Not too long ago, I wrote a post about acronyms in the diamond drilling world. When I was compiling that list, I came across terms and jargon that were not acronyms but were still parts of the everyday language of a diamond driller. This blog includes a list of these terms that newcomers may not know but should know.
Thin wall core bits have a narrower width of cutting face on the core bit crown. It is referred to as “TW” when referring to sizes of thin wall, as in BTW, NTW or HTW. By using this size you can get larger core while using the same diameter of drill rod. The wall is the distance between the outside diameter and the inside diameter.
This also refers to the width of the cutting face of a core bit crown, and is another term for “wall”, or the distance between the outside diameter and the inside diameter. It is often referred to in the abbreviation TK in some products, where TK stands for thin kerf. For example, BQTK.
This refers to the material that a core bit is made of, and consists of a special mix of metal alloys, diamonds and bonding agents. Each matrix can be harder or softer according to the type of ground they are developed for. Sometimes a core bit can be referred to as a matrix.
This is a chart of relative hardness of various minerals. The scale consists of numbers one through ten; 1 being the softest and 10 being the hardest.
The dip refers to the angle of the mast that you are set up on, or the inclination.
I have included this one because it is the basis of diamond drilling. The cycle includes rotation into the hole, filling up the tube, pulling it out, and emptying the core from it. Everything is a variation on that regardless of ground conditions or location.
The core bit configuration is the design of the face of the crown of a bit. Options include shape of waterways, number of waterways, width of waterways, discharge options and other features like crown height or diameter reinforcements. Learn more about configurations in our guide.
This is the space in the crown of a core bit that allows drill water to pass and clear the rock cuttings from the bottom of the hole and to carry them up to the top of the borehole. It is one of the options of a configuration.
Polymers are products that you add to your drilling water that help resolve specific drilling problems such as abrasiveness or sand. They can come in liquid or powder form depending on which is better suited for your operation.
Drilling fluid additives is another term for products you add to your drilling mud to resolve drilling problems.
This can refer to a thread profile on almost any diamond drilling rod thread on the market. A "taper thread" helps create an interference fit that is water tight.
A condition that arises when soil sticks to the drill bit and forms a ball. This issue can cause several problems such as reduction in rate of penetration and surface torque. Clay stone and shale have a tendency to ball up the bit. Drilling fluid additives such as DD-955 can prevent clay swelling.
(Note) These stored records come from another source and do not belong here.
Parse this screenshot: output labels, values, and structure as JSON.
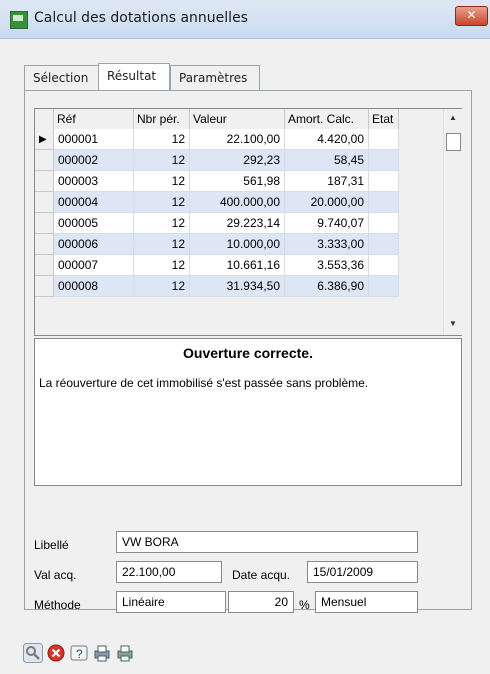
{
  "window": {
    "title": "Calcul des dotations annuelles",
    "close_label": "✕"
  },
  "tabs": [
    {
      "label": "Sélection"
    },
    {
      "label": "Résultat"
    },
    {
      "label": "Paramètres"
    }
  ],
  "grid": {
    "columns": [
      "Réf",
      "Nbr pér.",
      "Valeur",
      "Amort. Calc.",
      "Etat"
    ],
    "rows": [
      [
        "000001",
        "12",
        "22.100,00",
        "4.420,00",
        ""
      ],
      [
        "000002",
        "12",
        "292,23",
        "58,45",
        ""
      ],
      [
        "000003",
        "12",
        "561,98",
        "187,31",
        ""
      ],
      [
        "000004",
        "12",
        "400.000,00",
        "20.000,00",
        ""
      ],
      [
        "000005",
        "12",
        "29.223,14",
        "9.740,07",
        ""
      ],
      [
        "000006",
        "12",
        "10.000,00",
        "3.333,00",
        ""
      ],
      [
        "000007",
        "12",
        "10.661,16",
        "3.553,36",
        ""
      ],
      [
        "000008",
        "12",
        "31.934,50",
        "6.386,90",
        ""
      ]
    ],
    "current_row_marker": "▶"
  },
  "message": {
    "title": "Ouverture correcte.",
    "body": "La réouverture de cet immobilisé s'est passée sans problème."
  },
  "details": {
    "libelle_label": "Libellé",
    "libelle_value": "VW BORA",
    "valacq_label": "Val acq.",
    "valacq_value": "22.100,00",
    "dateacq_label": "Date acqu.",
    "dateacq_value": "15/01/2009",
    "methode_label": "Méthode",
    "methode_value": "Linéaire",
    "taux_value": "20",
    "percent_sign": "%",
    "periodicite_value": "Mensuel"
  },
  "toolbar": {
    "buttons": [
      "search-icon",
      "cancel-icon",
      "help-icon",
      "print-icon",
      "print-preview-icon"
    ]
  }
}
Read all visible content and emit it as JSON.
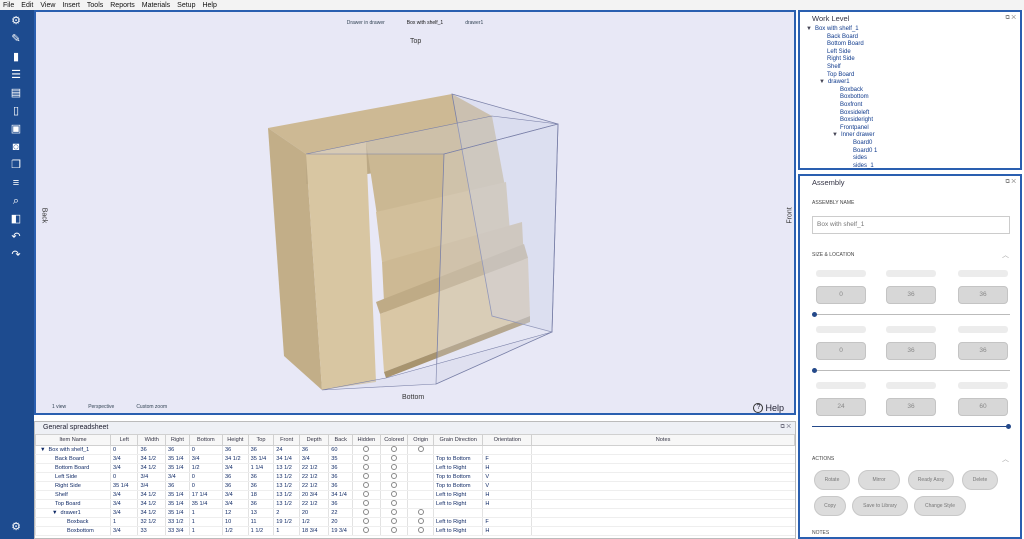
{
  "menu": [
    "File",
    "Edit",
    "View",
    "Insert",
    "Tools",
    "Reports",
    "Materials",
    "Setup",
    "Help"
  ],
  "viewport": {
    "top_selectors": [
      "Drawer in drawer",
      "Box with shelf_1",
      "drawer1"
    ],
    "label_top": "Top",
    "label_bottom": "Bottom",
    "label_left": "Back",
    "label_right": "Front",
    "bottom_controls": [
      "1 view",
      "Perspective",
      "Custom zoom"
    ],
    "help": "Help"
  },
  "spreadsheet": {
    "title": "General spreadsheet",
    "columns": [
      "Item Name",
      "Left",
      "Width",
      "Right",
      "Bottom",
      "Height",
      "Top",
      "Front",
      "Depth",
      "Back",
      "Hidden",
      "Colored",
      "Origin",
      "Grain Direction",
      "Orientation",
      "Notes"
    ],
    "rows": [
      {
        "name": "Box with shelf_1",
        "indent": 0,
        "tri": "▼",
        "cells": [
          "0",
          "36",
          "36",
          "0",
          "36",
          "36",
          "24",
          "36",
          "60"
        ],
        "grain": "",
        "orient": ""
      },
      {
        "name": "Back Board",
        "indent": 1,
        "tri": "",
        "cells": [
          "3/4",
          "34 1/2",
          "35 1/4",
          "3/4",
          "34 1/2",
          "35 1/4",
          "34 1/4",
          "3/4",
          "35"
        ],
        "grain": "Top to Bottom",
        "orient": "F"
      },
      {
        "name": "Bottom Board",
        "indent": 1,
        "tri": "",
        "cells": [
          "3/4",
          "34 1/2",
          "35 1/4",
          "1/2",
          "3/4",
          "1 1/4",
          "13 1/2",
          "22 1/2",
          "36"
        ],
        "grain": "Left to Right",
        "orient": "H"
      },
      {
        "name": "Left Side",
        "indent": 1,
        "tri": "",
        "cells": [
          "0",
          "3/4",
          "3/4",
          "0",
          "36",
          "36",
          "13 1/2",
          "22 1/2",
          "36"
        ],
        "grain": "Top to Bottom",
        "orient": "V"
      },
      {
        "name": "Right Side",
        "indent": 1,
        "tri": "",
        "cells": [
          "35 1/4",
          "3/4",
          "36",
          "0",
          "36",
          "36",
          "13 1/2",
          "22 1/2",
          "36"
        ],
        "grain": "Top to Bottom",
        "orient": "V"
      },
      {
        "name": "Shelf",
        "indent": 1,
        "tri": "",
        "cells": [
          "3/4",
          "34 1/2",
          "35 1/4",
          "17 1/4",
          "3/4",
          "18",
          "13 1/2",
          "20 3/4",
          "34 1/4"
        ],
        "grain": "Left to Right",
        "orient": "H"
      },
      {
        "name": "Top Board",
        "indent": 1,
        "tri": "",
        "cells": [
          "3/4",
          "34 1/2",
          "35 1/4",
          "35 1/4",
          "3/4",
          "36",
          "13 1/2",
          "22 1/2",
          "36"
        ],
        "grain": "Left to Right",
        "orient": "H"
      },
      {
        "name": "drawer1",
        "indent": 1,
        "tri": "▼",
        "cells": [
          "3/4",
          "34 1/2",
          "35 1/4",
          "1",
          "12",
          "13",
          "2",
          "20",
          "22"
        ],
        "grain": "",
        "orient": ""
      },
      {
        "name": "Boxback",
        "indent": 2,
        "tri": "",
        "cells": [
          "1",
          "32 1/2",
          "33 1/2",
          "1",
          "10",
          "11",
          "19 1/2",
          "1/2",
          "20"
        ],
        "grain": "Left to Right",
        "orient": "F"
      },
      {
        "name": "Boxbottom",
        "indent": 2,
        "tri": "",
        "cells": [
          "3/4",
          "33",
          "33 3/4",
          "1",
          "1/2",
          "1 1/2",
          "1",
          "18 3/4",
          "19 3/4"
        ],
        "grain": "Left to Right",
        "orient": "H"
      }
    ]
  },
  "work_level": {
    "title": "Work Level",
    "items": [
      {
        "label": "Box with shelf_1",
        "indent": 0,
        "tri": "▼"
      },
      {
        "label": "Back Board",
        "indent": 1,
        "tri": ""
      },
      {
        "label": "Bottom Board",
        "indent": 1,
        "tri": ""
      },
      {
        "label": "Left Side",
        "indent": 1,
        "tri": ""
      },
      {
        "label": "Right Side",
        "indent": 1,
        "tri": ""
      },
      {
        "label": "Shelf",
        "indent": 1,
        "tri": ""
      },
      {
        "label": "Top Board",
        "indent": 1,
        "tri": ""
      },
      {
        "label": "drawer1",
        "indent": 1,
        "tri": "▼"
      },
      {
        "label": "Boxback",
        "indent": 2,
        "tri": ""
      },
      {
        "label": "Boxbottom",
        "indent": 2,
        "tri": ""
      },
      {
        "label": "Boxfront",
        "indent": 2,
        "tri": ""
      },
      {
        "label": "Boxsideleft",
        "indent": 2,
        "tri": ""
      },
      {
        "label": "Boxsideright",
        "indent": 2,
        "tri": ""
      },
      {
        "label": "Frontpanel",
        "indent": 2,
        "tri": ""
      },
      {
        "label": "Inner drawer",
        "indent": 2,
        "tri": "▼"
      },
      {
        "label": "Board0",
        "indent": 3,
        "tri": ""
      },
      {
        "label": "Board0 1",
        "indent": 3,
        "tri": ""
      },
      {
        "label": "sides",
        "indent": 3,
        "tri": ""
      },
      {
        "label": "sides_1",
        "indent": 3,
        "tri": ""
      }
    ]
  },
  "assembly": {
    "title": "Assembly",
    "name_label": "ASSEMBLY NAME",
    "name_value": "Box with shelf_1",
    "size_label": "SIZE & LOCATION",
    "row1": [
      "0",
      "36",
      "36"
    ],
    "row2": [
      "0",
      "36",
      "36"
    ],
    "row3": [
      "24",
      "36",
      "60"
    ],
    "actions_label": "ACTIONS",
    "actions": [
      "Rotate",
      "Mirror",
      "Ready Assy",
      "Delete",
      "Copy",
      "Save to Library",
      "Change Style"
    ],
    "notes_label": "NOTES"
  },
  "colors": {
    "accent": "#2a5fb0",
    "toolbar": "#1d4b8f",
    "wood": "#d9c7a5"
  }
}
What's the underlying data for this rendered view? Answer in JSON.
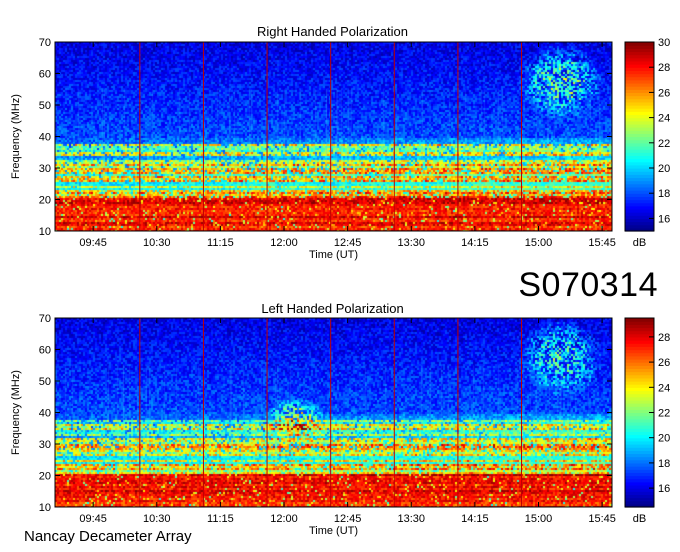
{
  "stamp": "S070314",
  "footer": "Nancay Decameter Array",
  "chart_data": [
    {
      "type": "heatmap",
      "title": "Right Handed Polarization",
      "xlabel": "Time (UT)",
      "ylabel": "Frequency (MHz)",
      "xticks": [
        "09:45",
        "10:30",
        "11:15",
        "12:00",
        "12:45",
        "13:30",
        "14:15",
        "15:00",
        "15:45"
      ],
      "xlim": [
        "09:18",
        "15:52"
      ],
      "ylim": [
        10,
        70
      ],
      "yticks": [
        10,
        20,
        30,
        40,
        50,
        60,
        70
      ],
      "colorbar": {
        "label": "dB",
        "min": 15,
        "max": 30,
        "ticks": [
          16,
          18,
          20,
          22,
          24,
          26,
          28,
          30
        ]
      },
      "vertical_markers": [
        "10:18",
        "11:03",
        "11:48",
        "12:33",
        "13:18",
        "14:03",
        "14:48"
      ],
      "features": [
        {
          "description": "intense interference band",
          "freq_range": [
            10,
            21
          ],
          "level_db": 29
        },
        {
          "description": "horizontal interference lines",
          "freq_range": [
            21,
            36
          ],
          "level_db": 25
        },
        {
          "description": "quiet background",
          "freq_range": [
            40,
            70
          ],
          "level_db": 18
        },
        {
          "description": "emission patches",
          "time": "14:45-15:45",
          "freq_range": [
            45,
            70
          ],
          "level_db": 23
        }
      ]
    },
    {
      "type": "heatmap",
      "title": "Left Handed Polarization",
      "xlabel": "Time (UT)",
      "ylabel": "Frequency (MHz)",
      "xticks": [
        "09:45",
        "10:30",
        "11:15",
        "12:00",
        "12:45",
        "13:30",
        "14:15",
        "15:00",
        "15:45"
      ],
      "xlim": [
        "09:18",
        "15:52"
      ],
      "ylim": [
        10,
        70
      ],
      "yticks": [
        10,
        20,
        30,
        40,
        50,
        60,
        70
      ],
      "colorbar": {
        "label": "dB",
        "min": 14.5,
        "max": 29.5,
        "ticks": [
          16,
          18,
          20,
          22,
          24,
          26,
          28
        ]
      },
      "vertical_markers": [
        "10:18",
        "11:03",
        "11:48",
        "12:33",
        "13:18",
        "14:03",
        "14:48"
      ],
      "features": [
        {
          "description": "intense interference band",
          "freq_range": [
            10,
            22
          ],
          "level_db": 28
        },
        {
          "description": "broad enhancement",
          "time": "11:45-12:30",
          "freq_range": [
            30,
            45
          ],
          "level_db": 24
        },
        {
          "description": "quiet background",
          "freq_range": [
            45,
            70
          ],
          "level_db": 18
        },
        {
          "description": "emission patches",
          "time": "14:45-15:45",
          "freq_range": [
            45,
            70
          ],
          "level_db": 22
        }
      ]
    }
  ]
}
Of course, there are many more, but if you’re the new kid on the block, knowing these terms will keep you from looking too green. There are lots of how-to guides for drillers on our resource page, so you may want to check them out as well. Remember, we’re here to make drillers’ lives easier.